“We have to demonstrate the same level of security as the commercial airliners.” Alexander Zosel
European Business: With Daimler investing, Volocopter has a heavyweight in the automotive industry. How present is the corporation in your daily work?

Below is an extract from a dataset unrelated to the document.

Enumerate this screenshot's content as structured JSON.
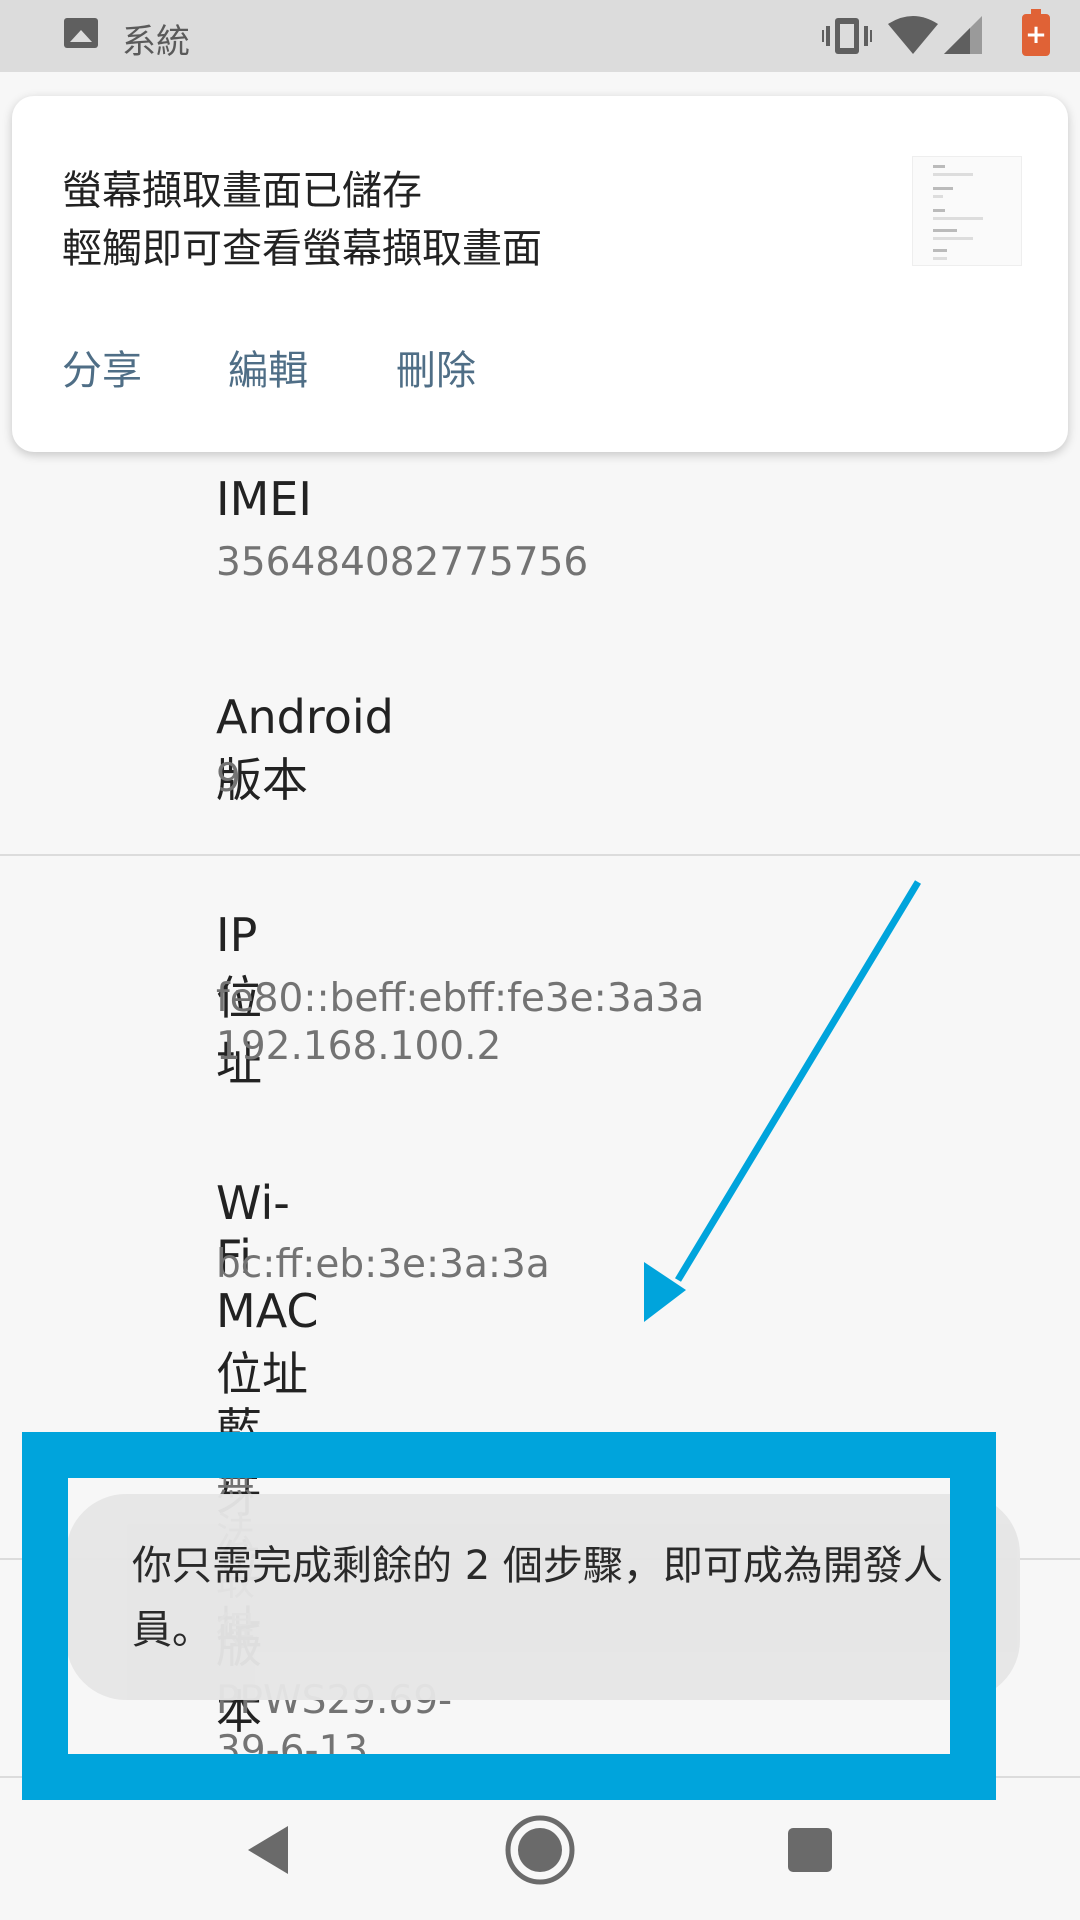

Alexander Zosel: All our company cars are from Mercedes. The cars transport us from our plant to the headquarters and back every day. (laughing.) Intel is our shareholder, as well. They are large global corporations with different focuses. We’re very happy with Daimler because we get a lot of input and cooperate in different sectors. We frequently have access from expert committees and workshops with top people from Daimler. That helps us a lot. We hope that cooperation with such an automotive company will enable us to build large volumes of very high-quality aircraft there. We’re working on being able to produce the aircraft in large quantities in the future. The expertise that the automotive companies have – autonomous systems, battery technology for e-mobility and especially the large volumes that are produced – is exactly what we’re aiming for. That’s why Daimler is the partner of our dreams.

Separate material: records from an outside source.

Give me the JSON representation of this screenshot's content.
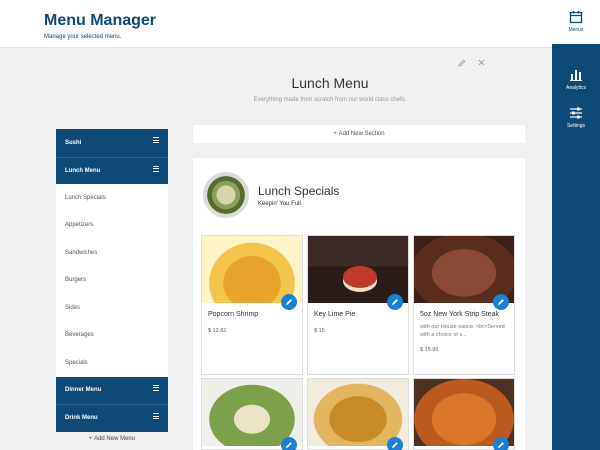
{
  "header": {
    "title": "Menu Manager",
    "subtitle": "Manage your selected menu."
  },
  "rail": {
    "items": [
      {
        "label": "Menus",
        "icon": "calendar-icon",
        "active": true
      },
      {
        "label": "Analytics",
        "icon": "bar-chart-icon",
        "active": false
      },
      {
        "label": "Settings",
        "icon": "sliders-icon",
        "active": false
      }
    ]
  },
  "menu": {
    "title": "Lunch Menu",
    "description": "Everything made from scratch from our world class chefs."
  },
  "sidebar": {
    "items": [
      {
        "label": "Sushi",
        "type": "head"
      },
      {
        "label": "Lunch Menu",
        "type": "head"
      },
      {
        "label": "Lunch Specials",
        "type": "item"
      },
      {
        "label": "Appetizers",
        "type": "item"
      },
      {
        "label": "Sandwiches",
        "type": "item"
      },
      {
        "label": "Burgers",
        "type": "item"
      },
      {
        "label": "Sides",
        "type": "item"
      },
      {
        "label": "Beverages",
        "type": "item"
      },
      {
        "label": "Specials",
        "type": "item"
      },
      {
        "label": "Dinner Menu",
        "type": "head"
      },
      {
        "label": "Drink Menu",
        "type": "head"
      }
    ],
    "add_label": "Add New Menu"
  },
  "add_section_label": "Add New Section",
  "section": {
    "title": "Lunch Specials",
    "subtitle": "Keepin' You Full"
  },
  "cards": [
    {
      "name": "Popcorn Shrimp",
      "desc": "",
      "price": "$ 12.82"
    },
    {
      "name": "Key Lime Pie",
      "desc": "",
      "price": "$ 15"
    },
    {
      "name": "5oz New York Strip Steak",
      "desc": "with our House sauce. <br>Served with a choice of s...",
      "price": "$ 15.99"
    },
    {
      "name": "",
      "desc": "",
      "price": ""
    },
    {
      "name": "",
      "desc": "",
      "price": ""
    },
    {
      "name": "",
      "desc": "",
      "price": ""
    }
  ],
  "colors": {
    "brand": "#0d4a78",
    "accent": "#1c7fd6"
  }
}
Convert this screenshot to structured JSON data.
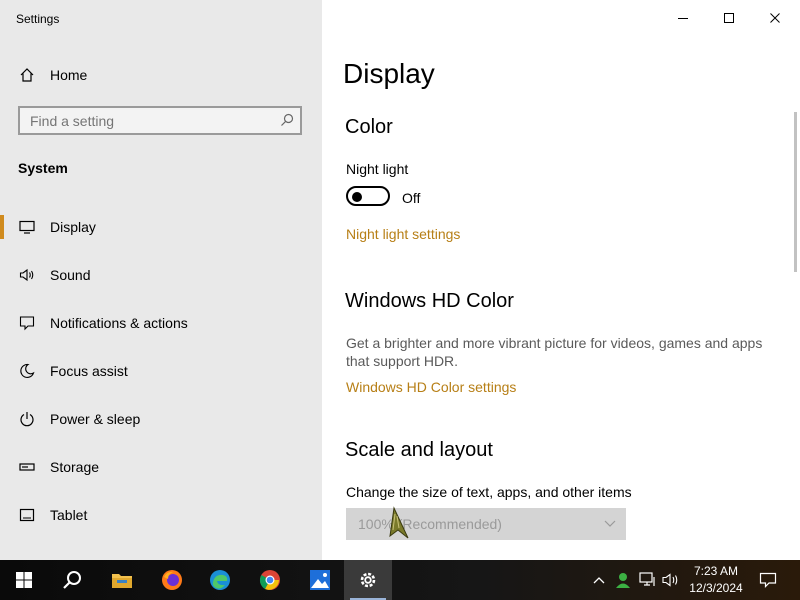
{
  "window": {
    "app_title": "Settings",
    "minimize_icon": "minimize-icon",
    "maximize_icon": "maximize-icon",
    "close_icon": "close-icon"
  },
  "sidebar": {
    "home_label": "Home",
    "search_placeholder": "Find a setting",
    "section_heading": "System",
    "active_accent": "#d08b1e",
    "items": [
      {
        "label": "Display",
        "icon": "monitor-icon",
        "active": true
      },
      {
        "label": "Sound",
        "icon": "speaker-icon"
      },
      {
        "label": "Notifications & actions",
        "icon": "notification-icon"
      },
      {
        "label": "Focus assist",
        "icon": "moon-icon"
      },
      {
        "label": "Power & sleep",
        "icon": "power-icon"
      },
      {
        "label": "Storage",
        "icon": "storage-icon"
      },
      {
        "label": "Tablet",
        "icon": "tablet-icon"
      }
    ]
  },
  "main": {
    "title": "Display",
    "color": {
      "heading": "Color",
      "night_light_label": "Night light",
      "night_light_state": "Off",
      "night_light_link": "Night light settings"
    },
    "hd_color": {
      "heading": "Windows HD Color",
      "description": "Get a brighter and more vibrant picture for videos, games and apps that support HDR.",
      "link": "Windows HD Color settings"
    },
    "scale_layout": {
      "heading": "Scale and layout",
      "change_size_label": "Change the size of text, apps, and other items",
      "scale_value": "100% (Recommended)"
    },
    "link_color": "#b77f16"
  },
  "taskbar": {
    "apps": [
      "start-icon",
      "search-icon",
      "file-explorer-icon",
      "firefox-icon",
      "edge-icon",
      "chrome-icon",
      "photos-icon",
      "settings-icon"
    ],
    "active_app": "settings-icon",
    "tray_icons": [
      "chevron-up-icon",
      "user-icon",
      "network-icon",
      "volume-icon",
      "notification-center-icon"
    ],
    "time": "7:23 AM",
    "date": "12/3/2024"
  }
}
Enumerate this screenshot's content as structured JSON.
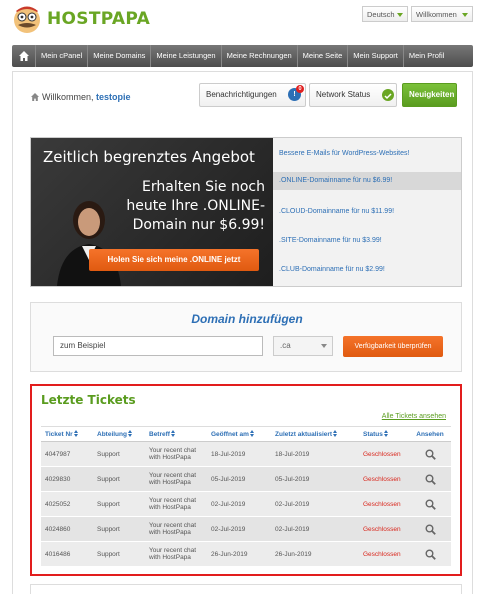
{
  "brand": {
    "logo_text": "HOSTPAPA",
    "accent": "#6aa624",
    "link": "#2d6fb5",
    "orange": "#e8621a",
    "alert": "#d9261c"
  },
  "language_select": {
    "value": "Deutsch"
  },
  "account_select": {
    "value": "Willkommen"
  },
  "nav": {
    "home_icon": "home-icon",
    "items": [
      "Mein cPanel",
      "Meine Domains",
      "Meine Leistungen",
      "Meine Rechnungen",
      "Meine Seite",
      "Mein Support",
      "Mein Profil"
    ]
  },
  "welcome": {
    "prefix": "Willkommen,",
    "user": "testopie"
  },
  "header_buttons": {
    "notifications": "Benachrichtigungen",
    "notifications_count": "0",
    "network_status": "Network Status",
    "news": "Neuigkeiten"
  },
  "promo": {
    "title": "Zeitlich begrenztes Angebot",
    "text": "Erhalten Sie noch heute Ihre .ONLINE-Domain nur $6.99!",
    "button": "Holen Sie sich meine .ONLINE jetzt",
    "links": [
      "Bessere E-Mails für WordPress-Websites!",
      ".ONLINE-Domainname für nu $6.99!",
      ".CLOUD-Domainname für nu $11.99!",
      ".SITE-Domainname für nu $3.99!",
      ".CLUB-Domainname für nu $2.99!"
    ]
  },
  "domain": {
    "title": "Domain hinzufügen",
    "input_value": "zum Beispiel",
    "tld": ".ca",
    "button": "Verfügbarkeit überprüfen"
  },
  "tickets": {
    "title": "Letzte Tickets",
    "all_link": "Alle Tickets ansehen",
    "columns": [
      "Ticket Nr",
      "Abteilung",
      "Betreff",
      "Geöffnet am",
      "Zuletzt aktualisiert",
      "Status",
      "Ansehen"
    ],
    "rows": [
      {
        "nr": "4047987",
        "dept": "Support",
        "subject": "Your recent chat with HostPapa",
        "opened": "18-Jul-2019",
        "updated": "18-Jul-2019",
        "status": "Geschlossen"
      },
      {
        "nr": "4029830",
        "dept": "Support",
        "subject": "Your recent chat with HostPapa",
        "opened": "05-Jul-2019",
        "updated": "05-Jul-2019",
        "status": "Geschlossen"
      },
      {
        "nr": "4025052",
        "dept": "Support",
        "subject": "Your recent chat with HostPapa",
        "opened": "02-Jul-2019",
        "updated": "02-Jul-2019",
        "status": "Geschlossen"
      },
      {
        "nr": "4024860",
        "dept": "Support",
        "subject": "Your recent chat with HostPapa",
        "opened": "02-Jul-2019",
        "updated": "02-Jul-2019",
        "status": "Geschlossen"
      },
      {
        "nr": "4016486",
        "dept": "Support",
        "subject": "Your recent chat with HostPapa",
        "opened": "26-Jun-2019",
        "updated": "26-Jun-2019",
        "status": "Geschlossen"
      }
    ]
  }
}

“We’d like to set up the first test routes on all continents of the world at the same time.” Alexander Zosel
European Business: A question to conclude: In your opinion, in what region or metropolis will we experience the first functioning flying taxi service, and why there?
Alexander Zosel: I’m afraid I can’t say, but for a good reason: We’d like to set up the first test routes on all continents of the world at the same time. At what point then the first test route will become a service that anyone can use depends of course on the conditions there. We’re starting to set up in Singapore and have already opened an office there. We’ve identified about 50 cities worldwide where we have contact with the authorities. Once everything is cleared with the authorities, we begin planning where and with which partners we want to cooperate in the town. We’re actually pretty far along in some cities already, but I can’t say anything concrete about it. Our focus is currently on cities of more than eight million inhabitants. In Germany, there are also suitable areas of high population density, for example in the Ruhr region. There are also problems here that could be solved with it. In general, we first aim at the large megacities. The Volocopter is not meant to circumvent the traffic on the freeway. There are other aircraft for that – but they’re also louder. In large cities there are a lot of places where you can directly integrate the Volocopter because there are massive traffic problems on short routes. These problems are everywhere, but with the Volocopter, we’re solving them in the city.
Interview: Aurelia Leppen | Photos: Volocopter